It's a good thing Fabrizia's first book is coming out later this year. Otherwise I'd have to share all these recipes here, because really, they're that good.

Oh but don't worry, of course I'll give you one or two to tide you over in the meantime!

*Speaking of Julia Child, we heard a funny anecdote. Various members of Fabrizia's family were always stopping by, including one of her maternal aunts, who joined us for dinner a couple of times. On one of these nights she told us about how she used to sometimes accompany Anna, her sister, on her ambassadorial trips to the US, and once they were invited to dinner by Julia Child and her husband Paul. "The were lovely people," she told us, "and made us feel right at home." "But how was the food?" I asked her, dying of curiosity.
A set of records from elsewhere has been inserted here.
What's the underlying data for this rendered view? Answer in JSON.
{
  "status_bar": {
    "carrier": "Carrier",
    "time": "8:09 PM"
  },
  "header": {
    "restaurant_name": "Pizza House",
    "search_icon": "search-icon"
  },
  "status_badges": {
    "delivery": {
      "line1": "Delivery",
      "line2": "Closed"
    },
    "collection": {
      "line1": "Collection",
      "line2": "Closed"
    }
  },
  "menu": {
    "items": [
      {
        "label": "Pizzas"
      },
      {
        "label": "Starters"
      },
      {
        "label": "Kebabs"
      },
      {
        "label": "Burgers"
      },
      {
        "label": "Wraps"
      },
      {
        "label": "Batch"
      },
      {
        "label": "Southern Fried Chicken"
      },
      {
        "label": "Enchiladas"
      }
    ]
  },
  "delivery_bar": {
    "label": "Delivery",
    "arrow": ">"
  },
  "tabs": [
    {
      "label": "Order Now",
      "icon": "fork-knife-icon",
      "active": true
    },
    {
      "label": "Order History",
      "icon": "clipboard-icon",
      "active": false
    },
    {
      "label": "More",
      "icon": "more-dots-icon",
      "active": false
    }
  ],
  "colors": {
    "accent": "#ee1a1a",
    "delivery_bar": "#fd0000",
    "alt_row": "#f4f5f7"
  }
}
She wrinkled her nose slightly. "Oh, it was nothing special. I remember Julia made us a pumpkin soup. It wasn't bad, but my own recipe is much better."

Saturday
Mar312012

Springtime in Sicily

Let me offer you a piece of advice.

Should you ever find yourself, on a particularly dark winter day, opening your inbox to find an email inviting you to spend a week in Sicily in early spring, here's a few things you shouldn't do. Don't stop to think about your schedule, or how any number of things might come up in your life between now and then to prevent you from going. Don't start looking at your travel options yet, which on first glance always appear to be more convoluted and/or expensive than they will actually turn out to be. Don't start wondering if your family will ever speak to you again when you announce you're abandoning them to their frigid northern fates while you jet off for a romp in the Mediterranean sun. Don't hesitate even for a minute, just hit the reply button and type the biggest 'YES!' your sense of propriety and font options will allow, and hit send.

There's plenty of time for worrying about the rest later, and no matter what that rest might be, I promise it'll pale in comparison to everything Sicily has in store for you when you get there.

Like almond trees in bloom, and fragrant, purple bushes of wild rosemary.

And citrus trees, their branches buckling under the weight of more blood oranges, mandarins, lemons and citrons than you could consume in a lifetime.

And Palermo, a city you've always wanted to visit, which turns out to be full of chaotic energy and surprising elegance...

...and awe-inspiring baroque, moorish and modern façades that transport you, as you walk down a single city block, through centuries of the island's tumultuous history...

...and vivid, bustling street markets teem with edible treasures the likes of which you've never before seen, from the tiniest artichokes...

...to the biggest cauliflower (called, confusingly, broccolo, and the size of a basketball)...

...and whose streets offer some of finest edible temptations on offer anywhere in the world: gelato in brioche (flavored with pistacchi di Bronte, the Lamborghinis of the pistachio world)...

...arancine (risotto balls stuffed with ragù and fried, and when they're as big as this one—the size of a grapefruit!—offer an entire meal in a convenient package), and the famous seven-layer chocolate and hazelnut cake called setteveli... 

...pane con panelle, thin, crunchy chickpea-flour fritters stuffed into a soft sesame roll...

...and sfincione, Sicily's soft, spongy answer to pizza.

And then there's some of the most varied and beautiful landscapes you've ever seen, emerald green from spring rains and dotted with craggy, snow-covered peaks.

At times you could almost be forgiven for thinking you'd taken a wrong turn, and ended up in the Scottish Highlands, or the Swiss Alps.

But then you round another corner, and there's no mistaking where you are.

And best of all, there's the whole reason you came to Sicily in the first place: to spend one of the most magical weeks of your life in the company of this magnificent woman and these extraordinary, hilarious, dazzlingly talented people, learning, laughing, cooking, and above all EATING.

I'll tell you all about it next time.

p.s. My time in Palermo was frustratingly short, but the suggestions I was armed with thanks to these brilliant ladies (who have, I was happy to discover, impeccable taste) helped me make the most of every second. Next time I go I'll definitely be following more of their advice.